Ravi P Shankar, Pawan Kumar, Aravindam M Theodore, Praveen Partha, and Nagesh Shenoy
Background: In Nepal, traditional health care providers have an important role to play in the provision of health services. Non-doctor prescribing of allopathic medicines is commonly carried out by compounders, health assistants and other practitioners. Self-treatment in which herbal remedies play a large role is also common. Most of the previous studies have been carried out in the Kathmandu valley. As studies in the Pokhara valley are lacking the present study was carried out. Methods: The study was carried out in Pokhara sub-metropolitan city and the surrounding villages in the month of September 2001 using a semi-structured questionnaire by the health workers of the community medicine department. The pattern of drug use in the preceding 6 month period was noted. Differences in the proportion of patients using self-medication and complementary medicines according to age, place of residence and socioeconomic status of family were analysed by the z test of proportions (p<0.05). Findings and conclusions: 112 households were surveyed during the study period. 120 individuals from these households had been prescribed medications during the study period. There was a total of 164 encounters with the health care system. Self-medication was practiced by 39 families during the study period. Home remedies accounted for 18.9 % of the drugs used. 71.6 % of the respondents using prescribed medications had used modern medicines. Self-medication was more common among rural households.

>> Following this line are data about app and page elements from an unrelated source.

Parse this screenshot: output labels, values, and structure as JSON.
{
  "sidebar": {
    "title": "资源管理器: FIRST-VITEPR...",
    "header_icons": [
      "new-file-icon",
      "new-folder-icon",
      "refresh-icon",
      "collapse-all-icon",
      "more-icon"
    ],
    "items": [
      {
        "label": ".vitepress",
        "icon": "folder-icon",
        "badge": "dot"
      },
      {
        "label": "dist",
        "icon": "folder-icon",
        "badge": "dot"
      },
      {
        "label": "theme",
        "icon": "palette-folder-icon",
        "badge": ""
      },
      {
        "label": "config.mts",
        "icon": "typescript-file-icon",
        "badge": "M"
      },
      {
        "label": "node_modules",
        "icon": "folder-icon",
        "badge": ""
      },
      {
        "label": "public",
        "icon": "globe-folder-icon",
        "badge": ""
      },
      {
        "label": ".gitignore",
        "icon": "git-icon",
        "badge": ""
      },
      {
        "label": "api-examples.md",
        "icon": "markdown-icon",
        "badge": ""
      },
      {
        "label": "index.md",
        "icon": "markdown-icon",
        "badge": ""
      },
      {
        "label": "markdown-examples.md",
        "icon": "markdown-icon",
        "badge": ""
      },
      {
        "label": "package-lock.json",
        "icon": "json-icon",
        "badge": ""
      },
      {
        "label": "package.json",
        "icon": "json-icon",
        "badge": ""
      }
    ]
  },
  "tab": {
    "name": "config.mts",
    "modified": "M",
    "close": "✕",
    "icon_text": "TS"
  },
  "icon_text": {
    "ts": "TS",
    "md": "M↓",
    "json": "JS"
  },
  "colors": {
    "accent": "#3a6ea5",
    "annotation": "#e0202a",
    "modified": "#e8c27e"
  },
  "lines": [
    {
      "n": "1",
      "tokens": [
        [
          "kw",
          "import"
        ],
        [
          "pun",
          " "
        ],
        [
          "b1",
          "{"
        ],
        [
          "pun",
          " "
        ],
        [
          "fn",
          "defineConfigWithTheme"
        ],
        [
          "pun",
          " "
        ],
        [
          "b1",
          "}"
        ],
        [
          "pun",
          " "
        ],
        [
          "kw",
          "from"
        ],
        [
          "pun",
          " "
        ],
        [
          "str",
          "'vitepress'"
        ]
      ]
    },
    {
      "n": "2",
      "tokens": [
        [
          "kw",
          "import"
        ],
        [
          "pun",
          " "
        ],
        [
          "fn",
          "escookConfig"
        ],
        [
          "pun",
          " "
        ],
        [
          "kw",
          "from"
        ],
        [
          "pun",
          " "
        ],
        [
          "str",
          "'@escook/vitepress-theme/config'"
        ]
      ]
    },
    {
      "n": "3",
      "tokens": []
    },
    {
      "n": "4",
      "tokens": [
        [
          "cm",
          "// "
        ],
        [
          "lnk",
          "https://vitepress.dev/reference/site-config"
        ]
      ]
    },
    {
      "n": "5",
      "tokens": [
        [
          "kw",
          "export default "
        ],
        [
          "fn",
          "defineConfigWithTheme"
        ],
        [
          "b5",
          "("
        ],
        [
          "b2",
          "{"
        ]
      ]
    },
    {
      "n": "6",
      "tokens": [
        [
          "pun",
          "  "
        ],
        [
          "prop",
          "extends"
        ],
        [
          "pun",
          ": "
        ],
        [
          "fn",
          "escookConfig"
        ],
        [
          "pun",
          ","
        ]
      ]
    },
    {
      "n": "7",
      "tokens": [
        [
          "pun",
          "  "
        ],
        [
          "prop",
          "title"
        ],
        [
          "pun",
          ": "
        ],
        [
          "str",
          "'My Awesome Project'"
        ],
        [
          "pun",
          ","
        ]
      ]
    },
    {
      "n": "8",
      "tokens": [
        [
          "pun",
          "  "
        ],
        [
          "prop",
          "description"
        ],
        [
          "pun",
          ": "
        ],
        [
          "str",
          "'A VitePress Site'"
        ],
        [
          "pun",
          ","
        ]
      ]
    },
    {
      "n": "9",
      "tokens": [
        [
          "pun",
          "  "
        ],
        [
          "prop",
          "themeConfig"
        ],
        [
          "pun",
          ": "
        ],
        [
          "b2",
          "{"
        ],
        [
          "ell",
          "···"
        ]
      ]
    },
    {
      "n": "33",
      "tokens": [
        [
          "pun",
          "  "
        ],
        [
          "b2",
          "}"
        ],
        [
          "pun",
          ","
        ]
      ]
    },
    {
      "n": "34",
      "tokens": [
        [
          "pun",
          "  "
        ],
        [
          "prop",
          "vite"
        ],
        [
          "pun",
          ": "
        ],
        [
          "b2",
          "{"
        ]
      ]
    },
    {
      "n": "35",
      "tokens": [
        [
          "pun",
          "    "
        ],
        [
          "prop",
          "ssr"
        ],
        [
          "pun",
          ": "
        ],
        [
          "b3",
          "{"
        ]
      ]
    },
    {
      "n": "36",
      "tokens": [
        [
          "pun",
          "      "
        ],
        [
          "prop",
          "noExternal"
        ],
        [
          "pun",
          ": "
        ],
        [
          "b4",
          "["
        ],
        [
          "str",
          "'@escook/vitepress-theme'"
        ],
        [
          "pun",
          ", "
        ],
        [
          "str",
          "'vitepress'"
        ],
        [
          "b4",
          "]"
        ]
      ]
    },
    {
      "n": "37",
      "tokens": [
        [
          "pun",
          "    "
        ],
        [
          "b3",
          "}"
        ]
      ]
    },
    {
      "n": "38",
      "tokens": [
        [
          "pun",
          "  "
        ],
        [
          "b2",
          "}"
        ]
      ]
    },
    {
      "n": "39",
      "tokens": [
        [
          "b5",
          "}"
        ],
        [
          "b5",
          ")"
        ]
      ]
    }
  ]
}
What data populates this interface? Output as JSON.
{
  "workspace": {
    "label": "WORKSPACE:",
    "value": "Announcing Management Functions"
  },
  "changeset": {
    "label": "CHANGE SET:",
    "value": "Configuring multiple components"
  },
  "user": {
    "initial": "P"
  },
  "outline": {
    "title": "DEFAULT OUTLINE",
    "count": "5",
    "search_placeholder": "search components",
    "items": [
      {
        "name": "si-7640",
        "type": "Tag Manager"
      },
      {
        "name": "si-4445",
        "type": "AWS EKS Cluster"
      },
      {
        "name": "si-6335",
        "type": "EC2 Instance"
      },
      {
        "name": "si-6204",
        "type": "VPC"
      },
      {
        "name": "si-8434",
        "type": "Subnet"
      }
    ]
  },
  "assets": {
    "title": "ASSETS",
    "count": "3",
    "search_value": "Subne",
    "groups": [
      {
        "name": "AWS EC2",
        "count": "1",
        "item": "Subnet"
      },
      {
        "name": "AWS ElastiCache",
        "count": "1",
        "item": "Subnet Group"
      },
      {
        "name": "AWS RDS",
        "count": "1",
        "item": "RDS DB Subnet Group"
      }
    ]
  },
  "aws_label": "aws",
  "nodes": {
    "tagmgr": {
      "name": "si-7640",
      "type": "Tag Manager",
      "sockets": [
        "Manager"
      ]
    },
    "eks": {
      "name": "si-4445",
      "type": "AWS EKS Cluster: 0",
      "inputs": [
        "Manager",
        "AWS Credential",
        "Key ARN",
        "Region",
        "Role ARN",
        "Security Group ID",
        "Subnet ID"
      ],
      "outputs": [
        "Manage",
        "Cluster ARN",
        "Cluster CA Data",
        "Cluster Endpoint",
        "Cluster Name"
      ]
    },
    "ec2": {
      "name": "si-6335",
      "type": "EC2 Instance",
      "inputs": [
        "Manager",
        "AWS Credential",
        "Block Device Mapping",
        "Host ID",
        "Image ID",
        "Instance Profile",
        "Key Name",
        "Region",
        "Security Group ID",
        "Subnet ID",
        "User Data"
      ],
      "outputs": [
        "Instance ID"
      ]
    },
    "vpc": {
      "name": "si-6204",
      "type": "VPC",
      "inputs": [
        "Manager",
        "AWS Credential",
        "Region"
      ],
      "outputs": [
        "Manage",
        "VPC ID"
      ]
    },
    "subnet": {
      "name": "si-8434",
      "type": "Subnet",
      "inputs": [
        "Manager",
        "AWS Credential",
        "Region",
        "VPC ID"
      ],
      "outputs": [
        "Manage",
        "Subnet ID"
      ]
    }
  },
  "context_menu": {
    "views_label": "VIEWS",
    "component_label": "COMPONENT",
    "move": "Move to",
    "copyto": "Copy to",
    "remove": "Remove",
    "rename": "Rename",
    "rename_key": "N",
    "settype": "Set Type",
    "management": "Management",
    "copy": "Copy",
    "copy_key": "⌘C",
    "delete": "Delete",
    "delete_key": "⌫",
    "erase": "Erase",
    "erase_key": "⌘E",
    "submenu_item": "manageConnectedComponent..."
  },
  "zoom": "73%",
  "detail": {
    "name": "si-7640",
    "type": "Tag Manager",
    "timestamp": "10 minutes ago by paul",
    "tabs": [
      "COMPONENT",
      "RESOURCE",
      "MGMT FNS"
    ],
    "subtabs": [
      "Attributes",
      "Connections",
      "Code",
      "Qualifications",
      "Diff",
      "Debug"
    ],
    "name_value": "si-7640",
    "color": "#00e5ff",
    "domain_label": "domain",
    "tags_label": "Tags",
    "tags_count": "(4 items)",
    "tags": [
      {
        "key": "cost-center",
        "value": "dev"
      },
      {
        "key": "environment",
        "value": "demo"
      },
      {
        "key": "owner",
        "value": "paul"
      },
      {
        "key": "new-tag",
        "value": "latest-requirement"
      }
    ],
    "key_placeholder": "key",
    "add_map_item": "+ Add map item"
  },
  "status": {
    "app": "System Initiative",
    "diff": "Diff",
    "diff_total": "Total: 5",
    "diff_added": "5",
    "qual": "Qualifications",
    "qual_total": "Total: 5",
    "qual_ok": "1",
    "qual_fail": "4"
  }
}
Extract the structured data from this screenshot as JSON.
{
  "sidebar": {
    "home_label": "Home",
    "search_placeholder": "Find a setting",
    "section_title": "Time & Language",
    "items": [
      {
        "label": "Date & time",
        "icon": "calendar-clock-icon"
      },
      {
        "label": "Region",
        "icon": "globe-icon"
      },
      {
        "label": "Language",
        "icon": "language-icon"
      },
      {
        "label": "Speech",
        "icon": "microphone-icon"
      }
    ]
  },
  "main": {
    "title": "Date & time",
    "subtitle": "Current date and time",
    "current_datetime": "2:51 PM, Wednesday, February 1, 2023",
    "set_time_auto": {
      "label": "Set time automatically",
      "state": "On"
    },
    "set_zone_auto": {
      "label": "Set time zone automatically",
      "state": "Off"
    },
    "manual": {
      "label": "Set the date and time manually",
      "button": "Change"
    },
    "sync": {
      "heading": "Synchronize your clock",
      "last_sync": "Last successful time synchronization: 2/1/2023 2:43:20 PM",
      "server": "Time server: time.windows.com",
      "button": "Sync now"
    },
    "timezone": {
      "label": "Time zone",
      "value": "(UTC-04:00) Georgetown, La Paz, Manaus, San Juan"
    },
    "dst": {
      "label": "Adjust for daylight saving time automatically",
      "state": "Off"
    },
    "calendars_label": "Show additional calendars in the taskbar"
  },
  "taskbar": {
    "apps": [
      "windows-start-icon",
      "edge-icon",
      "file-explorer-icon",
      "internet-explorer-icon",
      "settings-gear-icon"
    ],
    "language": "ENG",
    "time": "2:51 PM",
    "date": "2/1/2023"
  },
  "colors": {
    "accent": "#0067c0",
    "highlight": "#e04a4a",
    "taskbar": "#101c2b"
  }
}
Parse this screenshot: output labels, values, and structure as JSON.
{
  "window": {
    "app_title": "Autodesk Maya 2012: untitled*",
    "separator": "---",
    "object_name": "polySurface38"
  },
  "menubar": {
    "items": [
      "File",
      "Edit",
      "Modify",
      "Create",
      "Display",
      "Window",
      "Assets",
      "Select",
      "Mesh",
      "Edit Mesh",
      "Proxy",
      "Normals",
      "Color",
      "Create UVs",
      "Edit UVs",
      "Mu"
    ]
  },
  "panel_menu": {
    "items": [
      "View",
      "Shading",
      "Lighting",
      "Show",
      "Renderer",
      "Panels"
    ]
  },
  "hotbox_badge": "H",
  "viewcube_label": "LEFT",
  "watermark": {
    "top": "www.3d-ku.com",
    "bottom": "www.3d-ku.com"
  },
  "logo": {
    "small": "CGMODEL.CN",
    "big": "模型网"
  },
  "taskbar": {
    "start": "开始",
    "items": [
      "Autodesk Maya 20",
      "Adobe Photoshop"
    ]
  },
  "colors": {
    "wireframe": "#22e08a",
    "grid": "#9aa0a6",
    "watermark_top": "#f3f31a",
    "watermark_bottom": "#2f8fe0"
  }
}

Improving accessibility to medicines, improvement of the government health care system and greater integration of traditional and modern health care systems are recommended.